Author: Brandon Sanderson
Brandon Sanderson is quickly becoming one of my favorite authors. He did a great job finishing The Wheel of Time series, and Way of Kings is currently in the top two for WWYT Book of the Year 2015. He is also incredibly prolific, especially by Fantasy author standards. He is publishing two to three books per year (and in 2013, he published four books) – unlike George Martin – I’m still waiting for Book 6 of Fire and Ice (aka Game of Thrones.)
The Alloy of Law is set hundreds of years after the Mistborn trilogy; with pistols, rifles, and “horseless carriages,” Alloy of Law is almost a steampunk novel. Waxillian, of House Ladrian, uses his Twinborn powers to fight crime in the “Roughs” (think wild west). Twinborn means that he has both Allomantic and Feruchemical powers. He “burns” steel for his Allomantic power allowing him to “push” on anything metal (except Aluminium) – if he is heavier, the object moves, if he is lighter, he moves. His Feruchemical power is the ability to store physical weight (so he can make himself heavier or lighter). The two powers combined make him especially fearsome.
When Wax accidentally shoots his partner (and love interest) he gives up the law keeper life and, after his uncle dies, he returns to the city to run his nearly bankrupt family estate. Wax is drawn back into law keeping by an old friend, Wayne, and a series of mysterious robberies and kidnappings.
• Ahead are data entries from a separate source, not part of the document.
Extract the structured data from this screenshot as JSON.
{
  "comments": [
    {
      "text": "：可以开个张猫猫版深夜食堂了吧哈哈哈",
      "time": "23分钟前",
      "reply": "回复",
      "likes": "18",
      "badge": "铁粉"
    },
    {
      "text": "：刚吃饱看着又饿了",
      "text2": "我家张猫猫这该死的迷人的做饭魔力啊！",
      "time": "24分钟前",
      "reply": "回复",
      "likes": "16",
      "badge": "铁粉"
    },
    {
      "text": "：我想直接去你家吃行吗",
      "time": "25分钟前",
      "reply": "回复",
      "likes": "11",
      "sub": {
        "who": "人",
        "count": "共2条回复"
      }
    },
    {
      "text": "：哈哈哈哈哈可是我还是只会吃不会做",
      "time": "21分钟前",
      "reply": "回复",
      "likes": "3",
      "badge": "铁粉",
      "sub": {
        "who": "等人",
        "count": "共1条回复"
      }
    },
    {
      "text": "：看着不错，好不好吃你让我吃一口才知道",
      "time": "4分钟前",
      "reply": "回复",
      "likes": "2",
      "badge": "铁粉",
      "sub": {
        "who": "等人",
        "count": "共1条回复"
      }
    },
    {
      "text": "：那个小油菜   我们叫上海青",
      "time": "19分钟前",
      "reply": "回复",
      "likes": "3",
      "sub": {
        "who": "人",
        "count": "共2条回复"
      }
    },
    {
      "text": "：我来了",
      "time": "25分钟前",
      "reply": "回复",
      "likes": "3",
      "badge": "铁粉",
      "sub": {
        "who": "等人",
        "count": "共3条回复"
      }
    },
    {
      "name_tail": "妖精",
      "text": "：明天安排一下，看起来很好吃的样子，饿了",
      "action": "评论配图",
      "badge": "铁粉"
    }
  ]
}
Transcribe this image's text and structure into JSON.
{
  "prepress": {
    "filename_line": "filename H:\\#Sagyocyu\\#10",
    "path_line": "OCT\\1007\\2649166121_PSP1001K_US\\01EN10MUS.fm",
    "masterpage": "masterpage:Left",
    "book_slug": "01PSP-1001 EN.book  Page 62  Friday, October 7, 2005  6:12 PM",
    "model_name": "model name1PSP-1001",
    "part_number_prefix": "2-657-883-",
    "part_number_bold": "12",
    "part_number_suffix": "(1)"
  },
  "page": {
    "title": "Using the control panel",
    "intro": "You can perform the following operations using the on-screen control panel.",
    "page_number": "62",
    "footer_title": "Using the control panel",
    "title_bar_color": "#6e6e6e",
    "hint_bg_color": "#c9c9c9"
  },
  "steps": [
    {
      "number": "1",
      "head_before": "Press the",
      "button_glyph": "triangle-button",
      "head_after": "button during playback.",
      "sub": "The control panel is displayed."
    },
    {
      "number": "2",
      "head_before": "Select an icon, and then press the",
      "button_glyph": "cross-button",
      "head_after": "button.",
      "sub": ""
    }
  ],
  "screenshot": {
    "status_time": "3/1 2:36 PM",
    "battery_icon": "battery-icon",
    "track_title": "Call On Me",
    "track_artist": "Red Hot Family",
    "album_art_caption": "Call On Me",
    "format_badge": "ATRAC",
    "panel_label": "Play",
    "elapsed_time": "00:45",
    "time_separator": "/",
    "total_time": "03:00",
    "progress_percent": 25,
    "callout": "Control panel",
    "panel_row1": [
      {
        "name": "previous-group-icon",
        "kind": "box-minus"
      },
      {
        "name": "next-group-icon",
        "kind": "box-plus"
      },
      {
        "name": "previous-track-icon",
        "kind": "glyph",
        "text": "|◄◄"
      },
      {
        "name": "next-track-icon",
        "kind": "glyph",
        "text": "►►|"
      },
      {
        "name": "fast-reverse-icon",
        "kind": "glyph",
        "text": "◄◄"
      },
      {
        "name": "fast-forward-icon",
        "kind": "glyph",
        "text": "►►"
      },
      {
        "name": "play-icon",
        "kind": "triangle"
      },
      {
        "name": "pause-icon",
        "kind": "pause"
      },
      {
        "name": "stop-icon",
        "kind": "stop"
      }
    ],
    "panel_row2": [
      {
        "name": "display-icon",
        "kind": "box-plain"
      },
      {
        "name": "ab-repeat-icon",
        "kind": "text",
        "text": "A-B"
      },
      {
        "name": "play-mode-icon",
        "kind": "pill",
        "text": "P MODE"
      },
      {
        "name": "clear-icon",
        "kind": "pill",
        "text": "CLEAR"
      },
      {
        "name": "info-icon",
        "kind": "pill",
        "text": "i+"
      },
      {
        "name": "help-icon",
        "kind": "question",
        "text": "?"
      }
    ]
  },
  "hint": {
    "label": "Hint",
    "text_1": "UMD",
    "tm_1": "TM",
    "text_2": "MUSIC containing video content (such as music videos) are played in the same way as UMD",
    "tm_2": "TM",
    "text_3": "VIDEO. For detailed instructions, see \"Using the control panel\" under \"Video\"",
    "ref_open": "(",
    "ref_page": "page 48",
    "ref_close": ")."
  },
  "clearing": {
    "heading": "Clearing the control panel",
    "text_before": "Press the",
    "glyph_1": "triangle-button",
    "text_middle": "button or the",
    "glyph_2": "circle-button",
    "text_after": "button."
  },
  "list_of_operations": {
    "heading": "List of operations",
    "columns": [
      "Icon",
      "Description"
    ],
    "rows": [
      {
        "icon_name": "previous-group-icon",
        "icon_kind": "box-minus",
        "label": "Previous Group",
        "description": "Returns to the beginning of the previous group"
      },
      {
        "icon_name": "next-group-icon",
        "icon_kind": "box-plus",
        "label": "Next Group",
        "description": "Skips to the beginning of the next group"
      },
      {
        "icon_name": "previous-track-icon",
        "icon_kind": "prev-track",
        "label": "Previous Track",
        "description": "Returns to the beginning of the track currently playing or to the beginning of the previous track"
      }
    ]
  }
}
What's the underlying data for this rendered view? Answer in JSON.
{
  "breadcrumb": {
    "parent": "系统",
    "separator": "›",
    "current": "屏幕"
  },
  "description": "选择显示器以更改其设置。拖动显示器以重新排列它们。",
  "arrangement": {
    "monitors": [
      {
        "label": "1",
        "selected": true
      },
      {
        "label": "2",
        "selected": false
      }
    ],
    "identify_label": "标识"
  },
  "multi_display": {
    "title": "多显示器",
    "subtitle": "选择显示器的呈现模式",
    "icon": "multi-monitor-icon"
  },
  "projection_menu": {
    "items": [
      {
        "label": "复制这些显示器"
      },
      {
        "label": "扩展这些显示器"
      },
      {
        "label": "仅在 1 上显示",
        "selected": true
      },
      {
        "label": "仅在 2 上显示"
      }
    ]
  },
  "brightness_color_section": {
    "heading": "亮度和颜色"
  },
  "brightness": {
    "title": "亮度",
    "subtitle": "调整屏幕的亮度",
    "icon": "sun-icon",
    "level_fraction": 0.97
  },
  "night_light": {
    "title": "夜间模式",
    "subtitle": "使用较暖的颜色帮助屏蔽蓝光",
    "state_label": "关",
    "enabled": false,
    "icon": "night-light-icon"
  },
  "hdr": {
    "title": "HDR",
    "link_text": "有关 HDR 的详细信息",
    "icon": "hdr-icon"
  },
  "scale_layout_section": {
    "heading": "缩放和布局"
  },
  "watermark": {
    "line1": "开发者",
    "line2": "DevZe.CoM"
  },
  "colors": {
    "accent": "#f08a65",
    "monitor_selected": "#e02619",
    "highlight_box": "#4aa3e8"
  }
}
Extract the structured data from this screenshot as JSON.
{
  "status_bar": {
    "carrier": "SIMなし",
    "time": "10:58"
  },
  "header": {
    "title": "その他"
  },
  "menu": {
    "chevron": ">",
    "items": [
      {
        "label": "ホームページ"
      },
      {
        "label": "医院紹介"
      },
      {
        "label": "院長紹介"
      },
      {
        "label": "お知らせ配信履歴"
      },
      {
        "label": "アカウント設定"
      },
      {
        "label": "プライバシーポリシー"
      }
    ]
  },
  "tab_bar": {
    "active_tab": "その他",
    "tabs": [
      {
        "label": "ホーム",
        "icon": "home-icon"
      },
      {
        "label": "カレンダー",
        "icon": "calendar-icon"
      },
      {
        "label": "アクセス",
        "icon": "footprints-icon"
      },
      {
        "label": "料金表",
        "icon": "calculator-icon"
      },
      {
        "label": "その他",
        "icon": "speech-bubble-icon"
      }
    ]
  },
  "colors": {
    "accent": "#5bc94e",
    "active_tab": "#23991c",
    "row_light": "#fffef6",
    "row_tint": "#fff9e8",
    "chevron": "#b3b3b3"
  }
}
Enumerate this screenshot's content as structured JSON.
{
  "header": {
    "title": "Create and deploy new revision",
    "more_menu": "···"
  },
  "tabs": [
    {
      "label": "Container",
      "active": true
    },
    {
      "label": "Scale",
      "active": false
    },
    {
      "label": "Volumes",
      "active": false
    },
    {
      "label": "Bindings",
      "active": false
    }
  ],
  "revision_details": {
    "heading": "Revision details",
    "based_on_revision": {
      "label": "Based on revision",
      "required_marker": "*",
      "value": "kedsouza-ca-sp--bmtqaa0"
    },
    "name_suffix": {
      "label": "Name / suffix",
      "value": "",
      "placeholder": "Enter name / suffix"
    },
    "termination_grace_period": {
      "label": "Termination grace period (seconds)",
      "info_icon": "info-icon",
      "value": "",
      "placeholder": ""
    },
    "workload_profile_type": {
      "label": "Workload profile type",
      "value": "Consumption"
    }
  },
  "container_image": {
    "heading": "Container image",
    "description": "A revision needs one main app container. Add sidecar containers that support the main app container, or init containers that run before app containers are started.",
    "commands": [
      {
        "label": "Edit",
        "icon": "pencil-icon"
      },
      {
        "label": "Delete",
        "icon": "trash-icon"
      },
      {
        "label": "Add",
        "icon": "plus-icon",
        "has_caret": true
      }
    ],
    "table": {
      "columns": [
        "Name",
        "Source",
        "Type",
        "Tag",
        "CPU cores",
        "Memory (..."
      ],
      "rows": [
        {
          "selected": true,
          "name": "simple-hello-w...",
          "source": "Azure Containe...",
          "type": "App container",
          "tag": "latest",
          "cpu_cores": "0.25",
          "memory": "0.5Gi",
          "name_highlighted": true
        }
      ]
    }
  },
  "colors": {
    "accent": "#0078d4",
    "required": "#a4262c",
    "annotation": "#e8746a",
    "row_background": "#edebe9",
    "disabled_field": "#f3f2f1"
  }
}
It was fun returning to the Mistborn universe, but I definitely needed a refresher on what power each metal gives you. While Wax’s powers gave him a great advantage (even when fighting other Twinborns), I did have some problems with the physics of what he was doing, or Sanderson did not explain what was happening very well. Several times Wax used a gun shell casing to propel himself upward – I’m OK with this part I just assumed that he made himself very light (using his Feruchemical powers), but he does this a couple times while carrying a damsel in distress – not sure how that works. Then perhaps the most egregious violation of physics – he was 40-50 feet in the air when he ran out of steel – yet he landed safely (unless I read it wrong and he landed first, then ran out of steel.)
While this wasn’t Sanderson’s best effort, it was still an entertaining book with a return to an interesting universe with the added element of guns instead of (like most Fantasy novels) swords. The book felt a bit rushed – the physics weren’t well explained, the final confrontation came early in the book, and the main villain got away. Don’t fear though, the sequel, Shadows of Self, just premiered at #5 on the NY Times Bestseller list.
WWYT Rating: 6.5
Good Reads Rating: 4.2/5